African countries only began reporting cases in February, and most have been imported by travelers from Europe and the U.S. On Friday, Kenya, Guinea, Sudan and Ethiopia reported their first cases, while Gabon and Ghana did so late Thursday.

South Africa announced eight new cases Friday, bringing its total to 24. Amid growing worry across the country, the military is preparing to repatriate 121 South African students from the epicenter of the outbreak, Wuhan, China. The returned students and the military on the flight will immediately be placed in quarantine.

Africa has so far been good at containing the virus because they have detected cases early, said Dr. Mary Stephen, Technical Officer at the World Health Organization regional office in Brazzaville, Republic of Congo.

The continent’s numbers are low compared to the U.S., Europe and especially Asia, where the virus originated, but experts and foundations warn that the emergence of COVID-19 on the African continent could be catastrophic given the fragile health systems in several countries.

“From the beginning we knew the continent is at risk,” Stephen told The Associated Press.“The uniqueness of Africa is the fact that one, we have a large population,” she said, adding that the continent’s health systems are “dealing with a lot of other emergencies at the same time,” including Ebola.

The goal is to detect cases quickly, isolate and manage them, she said. “We want to prevent community transmission,” she said.

The vast majority of people recover from the new virus.
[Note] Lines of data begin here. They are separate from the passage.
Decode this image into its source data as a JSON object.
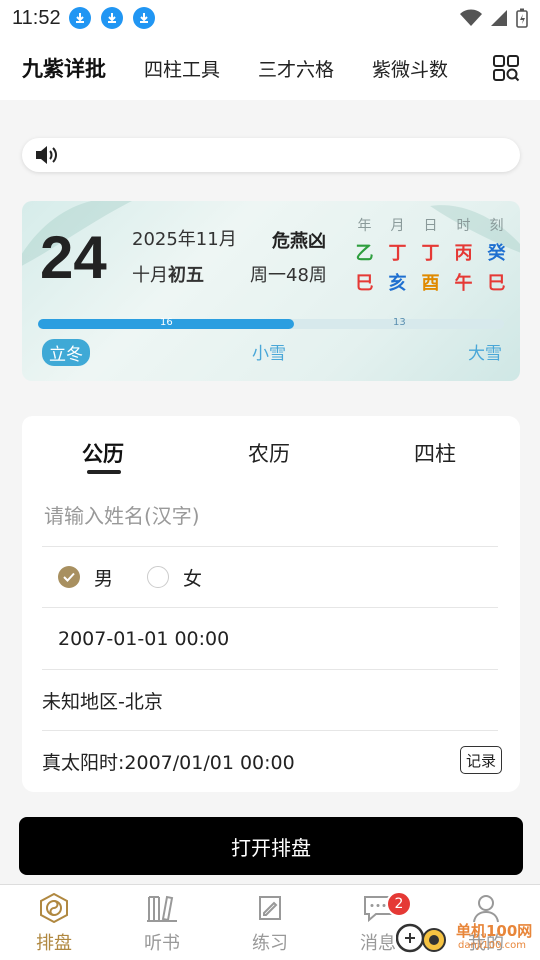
{
  "status": {
    "time": "11:52"
  },
  "topnav": {
    "brand": "九紫详批",
    "items": [
      "四柱工具",
      "三才六格",
      "紫微斗数"
    ]
  },
  "calendar": {
    "day": "24",
    "year_month": "2025年11月",
    "lunar_prefix": "十月",
    "lunar_day": "初五",
    "omen": "危燕凶",
    "week": "周一48周",
    "pillar_headers": [
      "年",
      "月",
      "日",
      "时",
      "刻"
    ],
    "stems": [
      {
        "char": "乙",
        "color": "#2e9e3e"
      },
      {
        "char": "丁",
        "color": "#e53935"
      },
      {
        "char": "丁",
        "color": "#e53935"
      },
      {
        "char": "丙",
        "color": "#e53935"
      },
      {
        "char": "癸",
        "color": "#1e6fd0"
      }
    ],
    "branches": [
      {
        "char": "巳",
        "color": "#e53935"
      },
      {
        "char": "亥",
        "color": "#1e6fd0"
      },
      {
        "char": "酉",
        "color": "#e08a00"
      },
      {
        "char": "午",
        "color": "#e53935"
      },
      {
        "char": "巳",
        "color": "#e53935"
      }
    ],
    "progress": {
      "elapsed": "16",
      "remaining": "13",
      "fraction": 0.55
    },
    "terms": {
      "current": "立冬",
      "next": "小雪",
      "following": "大雪"
    }
  },
  "form": {
    "tabs": [
      "公历",
      "农历",
      "四柱"
    ],
    "name_placeholder": "请输入姓名(汉字)",
    "gender": {
      "male": "男",
      "female": "女",
      "selected": "male"
    },
    "datetime": "2007-01-01 00:00",
    "location": "未知地区-北京",
    "solar_time": "真太阳时:2007/01/01 00:00",
    "record_label": "记录"
  },
  "open_button": "打开排盘",
  "bottom_nav": {
    "items": [
      "排盘",
      "听书",
      "练习",
      "消息",
      "我的"
    ],
    "badge": "2"
  },
  "watermark": {
    "text": "单机100网",
    "sub": "danji100.com"
  },
  "colors": {
    "accent": "#b08840",
    "primary_bg": "#000000"
  }
}
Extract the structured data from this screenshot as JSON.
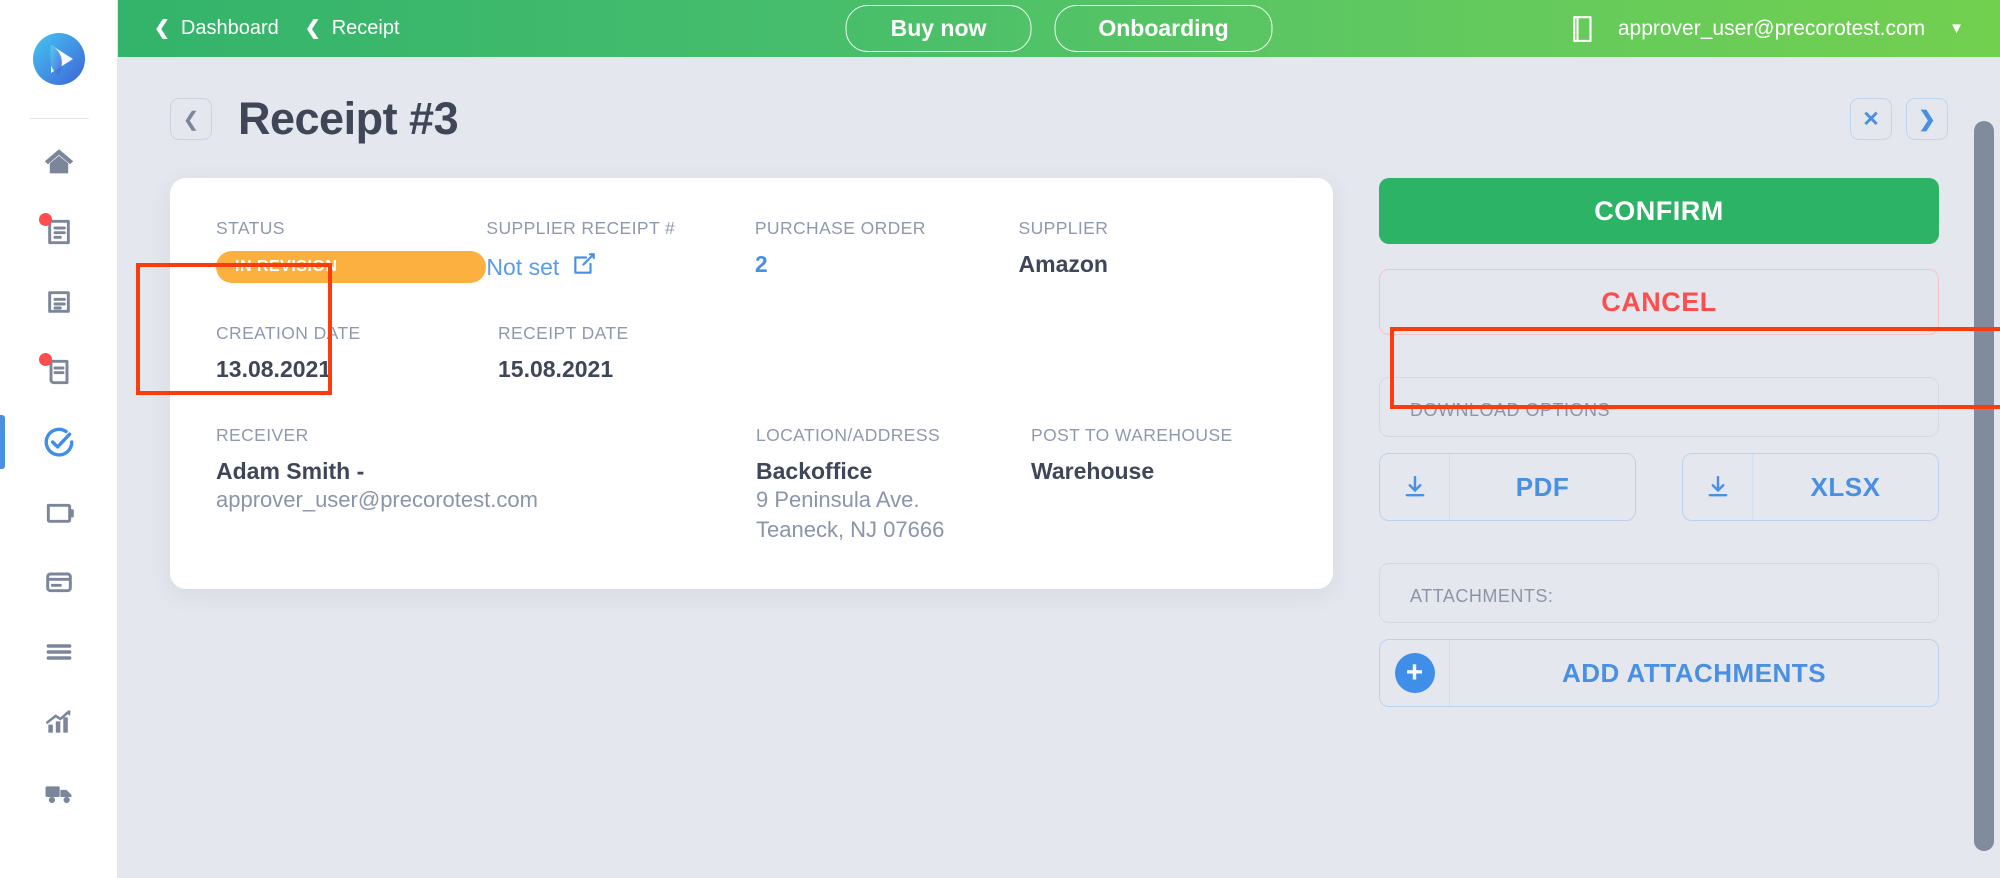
{
  "sidebar": {
    "logo_name": "precoro-logo",
    "items": [
      {
        "name": "home",
        "icon": "home-icon",
        "badge": false,
        "active": false
      },
      {
        "name": "documents",
        "icon": "document-lines-icon",
        "badge": true,
        "active": false
      },
      {
        "name": "invoices",
        "icon": "document-page-icon",
        "badge": false,
        "active": false
      },
      {
        "name": "requests",
        "icon": "receipt-icon",
        "badge": true,
        "active": false
      },
      {
        "name": "approvals",
        "icon": "check-circle-icon",
        "badge": false,
        "active": true
      },
      {
        "name": "budgets",
        "icon": "wallet-icon",
        "badge": false,
        "active": false
      },
      {
        "name": "payments",
        "icon": "card-icon",
        "badge": false,
        "active": false
      },
      {
        "name": "catalog",
        "icon": "list-icon",
        "badge": false,
        "active": false
      },
      {
        "name": "reports",
        "icon": "chart-up-icon",
        "badge": false,
        "active": false
      },
      {
        "name": "suppliers",
        "icon": "truck-icon",
        "badge": false,
        "active": false
      }
    ]
  },
  "header": {
    "breadcrumbs": [
      {
        "label": "Dashboard",
        "icon": "chevron-left-icon"
      },
      {
        "label": "Receipt",
        "icon": "chevron-left-icon"
      }
    ],
    "buy_now_label": "Buy now",
    "onboarding_label": "Onboarding",
    "book_icon": "book-icon",
    "user_email": "approver_user@precorotest.com",
    "caret_icon": "chevron-down-icon"
  },
  "page": {
    "back_icon": "chevron-left-icon",
    "title": "Receipt #3",
    "close_icon": "close-icon",
    "next_icon": "chevron-right-icon"
  },
  "card": {
    "status": {
      "label": "STATUS",
      "value": "IN REVISION",
      "color": "#fcb040"
    },
    "supplier_receipt": {
      "label": "SUPPLIER RECEIPT #",
      "value": "Not set",
      "edit_icon": "edit-square-icon"
    },
    "purchase_order": {
      "label": "PURCHASE ORDER",
      "value": "2"
    },
    "supplier": {
      "label": "SUPPLIER",
      "value": "Amazon"
    },
    "creation_date": {
      "label": "CREATION DATE",
      "value": "13.08.2021"
    },
    "receipt_date": {
      "label": "RECEIPT DATE",
      "value": "15.08.2021"
    },
    "receiver": {
      "label": "RECEIVER",
      "value": "Adam Smith -",
      "sub": "approver_user@precorotest.com"
    },
    "location": {
      "label": "LOCATION/ADDRESS",
      "value": "Backoffice",
      "line1": "9 Peninsula Ave.",
      "line2": "Teaneck, NJ 07666"
    },
    "post_to_warehouse": {
      "label": "POST TO WAREHOUSE",
      "value": "Warehouse"
    }
  },
  "actions": {
    "confirm_label": "CONFIRM",
    "cancel_label": "CANCEL",
    "download_title": "DOWNLOAD OPTIONS",
    "download_icon": "download-icon",
    "pdf_label": "PDF",
    "xlsx_label": "XLSX",
    "attachments_title": "ATTACHMENTS:",
    "add_attachments_label": "ADD ATTACHMENTS",
    "plus_icon": "plus-icon"
  },
  "annotations": {
    "status_highlight_color": "#fa3c0f",
    "cancel_highlight_color": "#fa3c0f"
  }
}
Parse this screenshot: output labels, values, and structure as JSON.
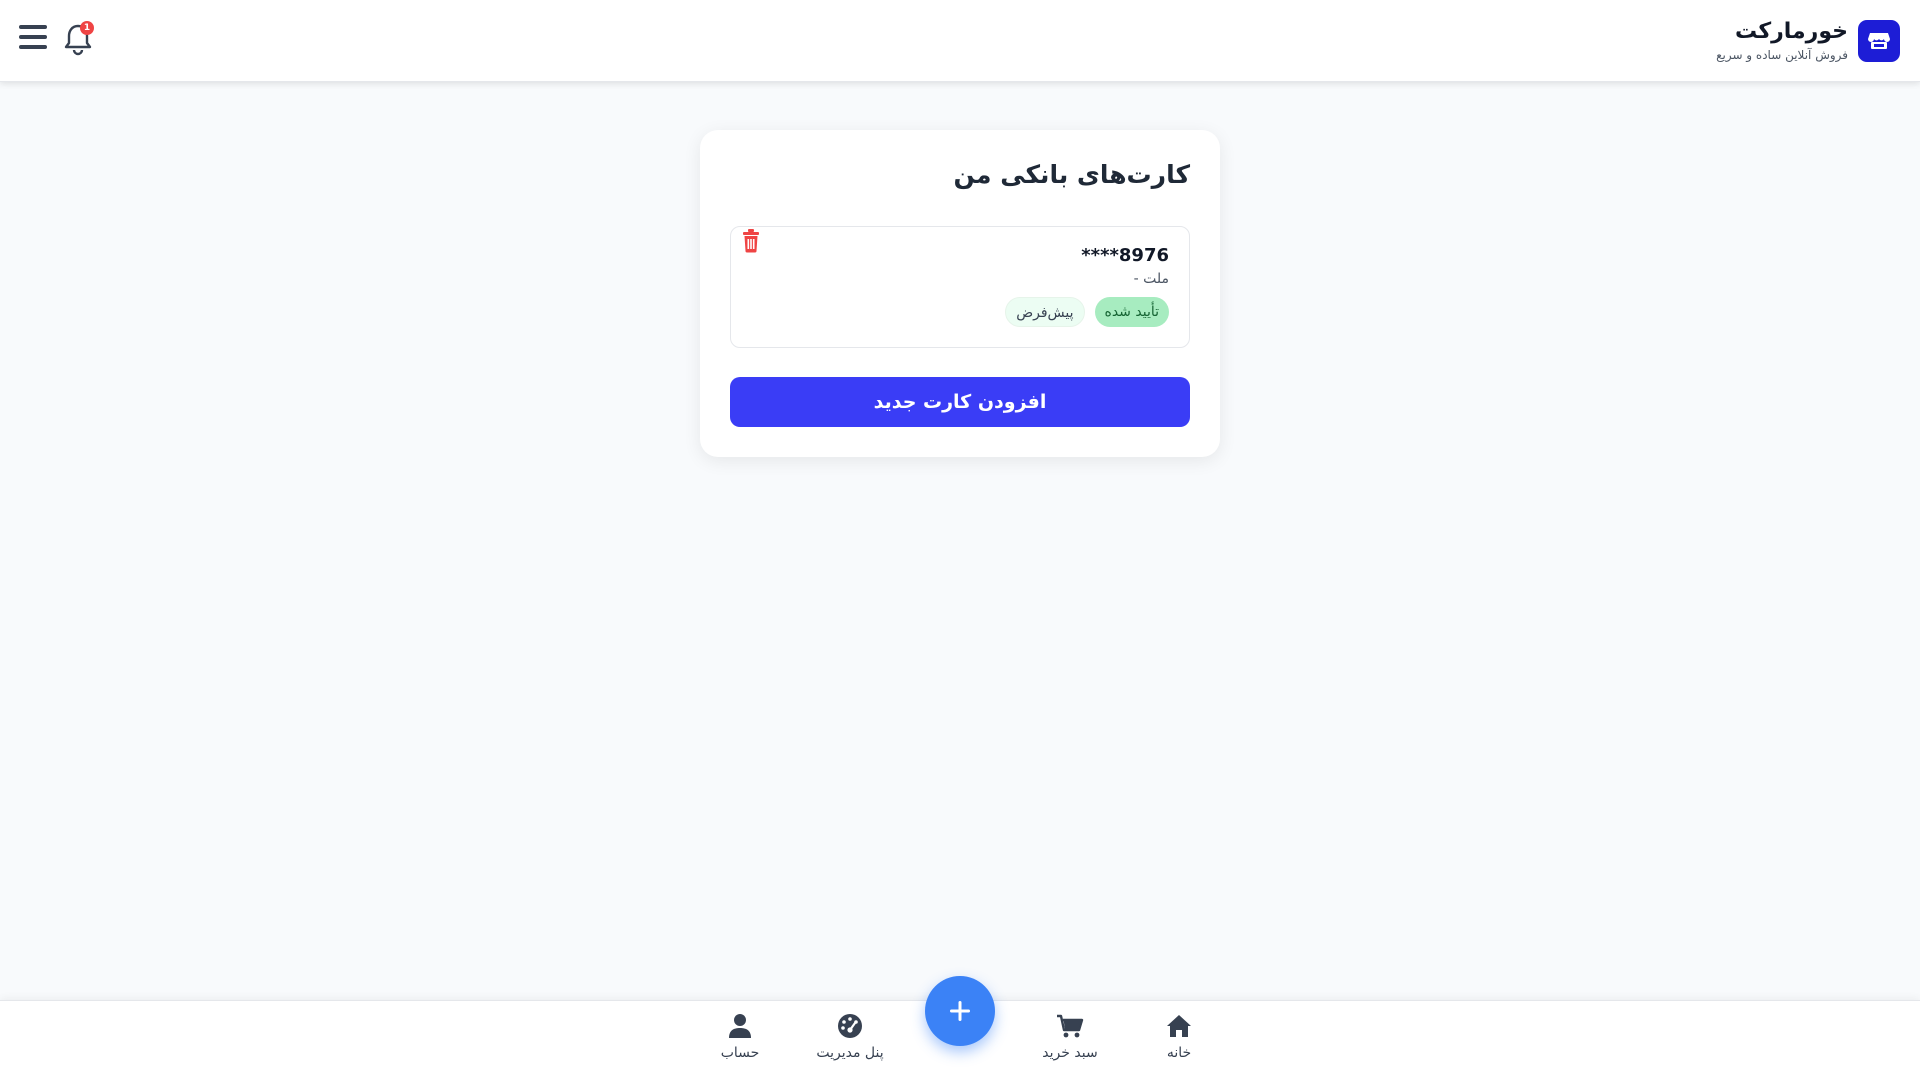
{
  "header": {
    "brand_title": "خورمارکت",
    "brand_subtitle": "فروش آنلاین ساده و سریع",
    "notification_count": "1",
    "icons": [
      "store-icon",
      "bell-icon",
      "menu-icon"
    ]
  },
  "panel": {
    "title": "کارت‌های بانکی من",
    "cards": [
      {
        "number": "****8976",
        "bank": "ملت -",
        "tags": [
          "تأیید شده",
          "پیش‌فرض"
        ]
      }
    ],
    "add_button_label": "افزودن کارت جدید"
  },
  "bottom_nav": {
    "items": [
      {
        "label": "خانه",
        "icon": "home-icon"
      },
      {
        "label": "سبد خرید",
        "icon": "cart-icon"
      },
      {
        "label": "پنل مدیریت",
        "icon": "dashboard-icon"
      },
      {
        "label": "حساب",
        "icon": "user-icon"
      }
    ],
    "fab_icon": "plus-icon"
  },
  "colors": {
    "primary": "#3a3df6",
    "brand": "#1d1dd6",
    "fab": "#3b82f6",
    "verified_bg": "#a7ecc0",
    "danger": "#ef4444"
  }
}
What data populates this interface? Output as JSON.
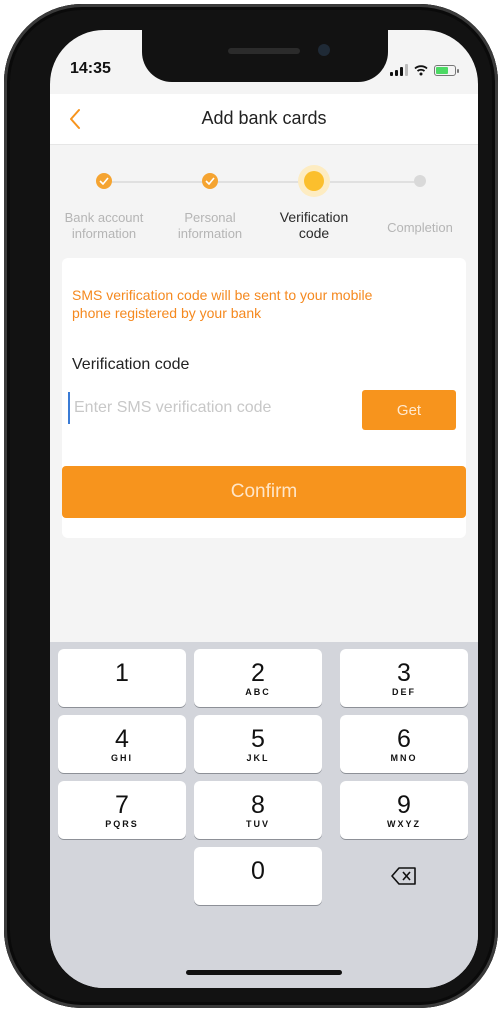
{
  "status_bar": {
    "time": "14:35"
  },
  "nav": {
    "title": "Add bank cards",
    "back_icon": "chevron-left-icon"
  },
  "steps": [
    {
      "label_line1": "Bank account",
      "label_line2": "information",
      "state": "done"
    },
    {
      "label_line1": "Personal",
      "label_line2": "information",
      "state": "done"
    },
    {
      "label_line1": "Verification",
      "label_line2": "code",
      "state": "active"
    },
    {
      "label_line1": "Completion",
      "label_line2": "",
      "state": "pending"
    }
  ],
  "form": {
    "notice_line1": "SMS verification code will be sent to your mobile",
    "notice_line2": "phone registered by your bank",
    "code_label": "Verification code",
    "code_placeholder": "Enter SMS verification code",
    "code_value": "",
    "get_label": "Get",
    "confirm_label": "Confirm"
  },
  "keypad": {
    "keys": [
      {
        "digit": "1",
        "letters": ""
      },
      {
        "digit": "2",
        "letters": "ABC"
      },
      {
        "digit": "3",
        "letters": "DEF"
      },
      {
        "digit": "4",
        "letters": "GHI"
      },
      {
        "digit": "5",
        "letters": "JKL"
      },
      {
        "digit": "6",
        "letters": "MNO"
      },
      {
        "digit": "7",
        "letters": "PQRS"
      },
      {
        "digit": "8",
        "letters": "TUV"
      },
      {
        "digit": "9",
        "letters": "WXYZ"
      },
      {
        "digit": "0",
        "letters": ""
      }
    ],
    "delete_icon": "backspace-icon"
  },
  "colors": {
    "accent": "#f7941d",
    "step_done": "#f5a431",
    "step_active": "#fbbf2d",
    "step_pending": "#d9d9d9",
    "notice_text": "#f5891f"
  }
}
The number of COVID-19 cases worldwide has surpassed 120,000, and 60,000 people have already recovered. According to the World Health Organization, people with mild illness recover in about two weeks, while those with more severe illness may take three to six weeks to recover.

Africa’s hospitals may not be adequately prepared to care for large numbers of people who may need intensive care and ventilators, say health experts.

At the start of the outbreak only two African countries had the capacity to test for COVID-19 and now 43 countries have laboratories to detect cases, according to the Africa CDC, based in Addis Ababa, Ethiopia. It says all the labs have kits to carry out 100 to 200 tests. The WHO and CDC are prepared to provide additional kits for 1,000 tests to any country reporting a case.

Communication has been essential, according to WHO’s Stephen, who said that media and social media attention have helped.

“The governments have also been very transparent,” and have reported cases as soon as they are detected, she said.

Several African governments have already closed borders, including Chad and Gabon, or have suspended official travel.

The most likely reason Africa has such a low number of cases is because of the low volume of contact between the continent and the world, including less planes and people coming here, said Augustin Augier, executive director of the non-governmental organization, the Alliance for International Medical Action, known as ALIMA.

However, he warned, it’s only a matter of time until Africa catches up in cases and the result could be a higher mortality rate.

“The worries are very high because in a certain number of countries, particularly in sub-Saharan Africa, the health systems are already weak … so if the outbreak is happening as well in these areas, we can expect a much higher mortality rate than in Europe or Asia,” he said.

Despite all the preparations being made by governments, “the most serious cases will not have access to the people and quality of care that they deserve and could expect elsewhere,” he said. “At one point this crisis will endanger the capacity of humanitarian and relief organizations.”

More importantly, a global strategy needs to be found, he stressed, saying that if it hits hard in Africa, it will only circle back to the U.S. and Europe.

Dr. Jean-Jacques Muyembe, who has headed Congo’s response to Ebola, warned that even with preparation COVID-19 presents major challenges.

If the virus spreads locally and circulates in in places like Congo where there are not as many prevention methods, “we’re going to face huge problems.”

“It would be a mistake to minimize the disease … we must take this very seriously and do everything so that the chains of transmission are known so that we stop its expansion.”